What you need to do:
From the records below, please return each line that holds the word "亦平天下".

Data:
================
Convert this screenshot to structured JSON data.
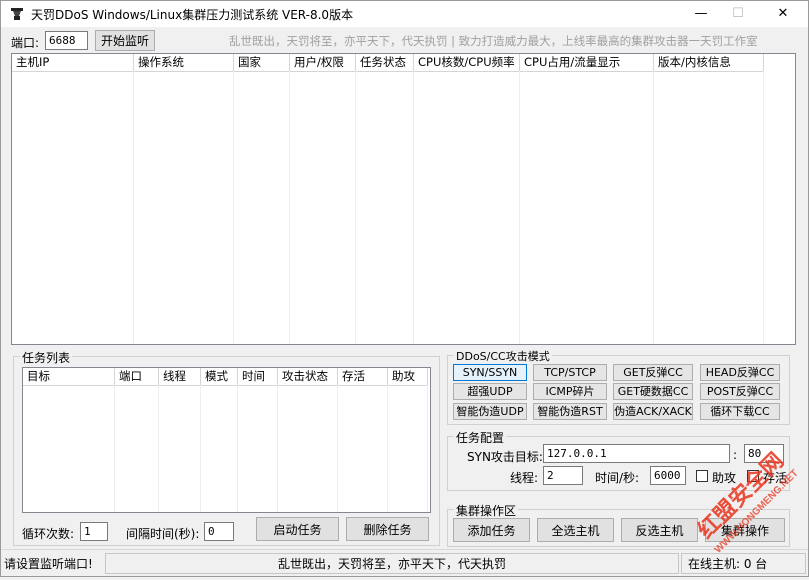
{
  "window": {
    "title": "天罚DDoS Windows/Linux集群压力测试系统 VER-8.0版本",
    "minimize": "—",
    "maximize": "☐",
    "close": "✕"
  },
  "toolbar": {
    "port_label": "端口:",
    "port_value": "6688",
    "start_listen": "开始监听",
    "slogan": "乱世既出，天罚将至，亦平天下，代天执罚 | 致力打造威力最大，上线率最高的集群攻击器一天罚工作室"
  },
  "hosts_table": {
    "columns": [
      "主机IP",
      "操作系统",
      "国家",
      "用户/权限",
      "任务状态",
      "CPU核数/CPU频率",
      "CPU占用/流量显示",
      "版本/内核信息"
    ]
  },
  "task_list": {
    "legend": "任务列表",
    "columns": [
      "目标",
      "端口",
      "线程",
      "模式",
      "时间",
      "攻击状态",
      "存活",
      "助攻"
    ],
    "loop_label": "循环次数:",
    "loop_value": "1",
    "interval_label": "间隔时间(秒):",
    "interval_value": "0",
    "start_task": "启动任务",
    "delete_task": "删除任务"
  },
  "attack_modes": {
    "legend": "DDoS/CC攻击模式",
    "buttons": [
      "SYN/SSYN",
      "TCP/STCP",
      "GET反弹CC",
      "HEAD反弹CC",
      "超强UDP",
      "ICMP碎片",
      "GET硬数据CC",
      "POST反弹CC",
      "智能伪造UDP",
      "智能伪造RST",
      "伪造ACK/XACK",
      "循环下载CC"
    ]
  },
  "task_config": {
    "legend": "任务配置",
    "target_label": "SYN攻击目标:",
    "target_value": "127.0.0.1",
    "colon": ":",
    "port_value": "80",
    "threads_label": "线程:",
    "threads_value": "2",
    "time_label": "时间/秒:",
    "time_value": "6000",
    "assist_label": "助攻",
    "alive_label": "存活"
  },
  "cluster_ops": {
    "legend": "集群操作区",
    "add_task": "添加任务",
    "select_all": "全选主机",
    "invert_select": "反选主机",
    "cluster_op": "集群操作"
  },
  "status_bar": {
    "left": "请设置监听端口!",
    "center": "乱世既出，天罚将至，亦平天下，代天执罚",
    "right": "在线主机: 0 台"
  },
  "watermark": {
    "line1": "红盟安全网",
    "line2": "WWW.HONGMENG.NET"
  },
  "colors": {
    "accent": "#e8341c",
    "window_bg": "#f0f0f0"
  }
}
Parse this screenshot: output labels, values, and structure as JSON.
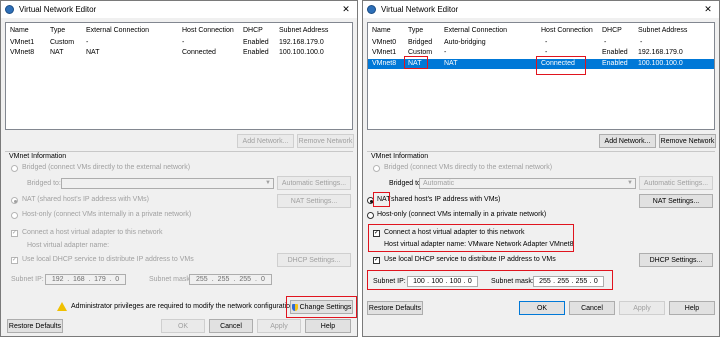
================
Solution to this exercise:
    "slogan": "乱世既出，天罚将至，亦平天下，代天执罚 | 致力打造威力最大，上线率最高的集群攻击器一天罚工作室"
    "center": "乱世既出，天罚将至，亦平天下，代天执罚",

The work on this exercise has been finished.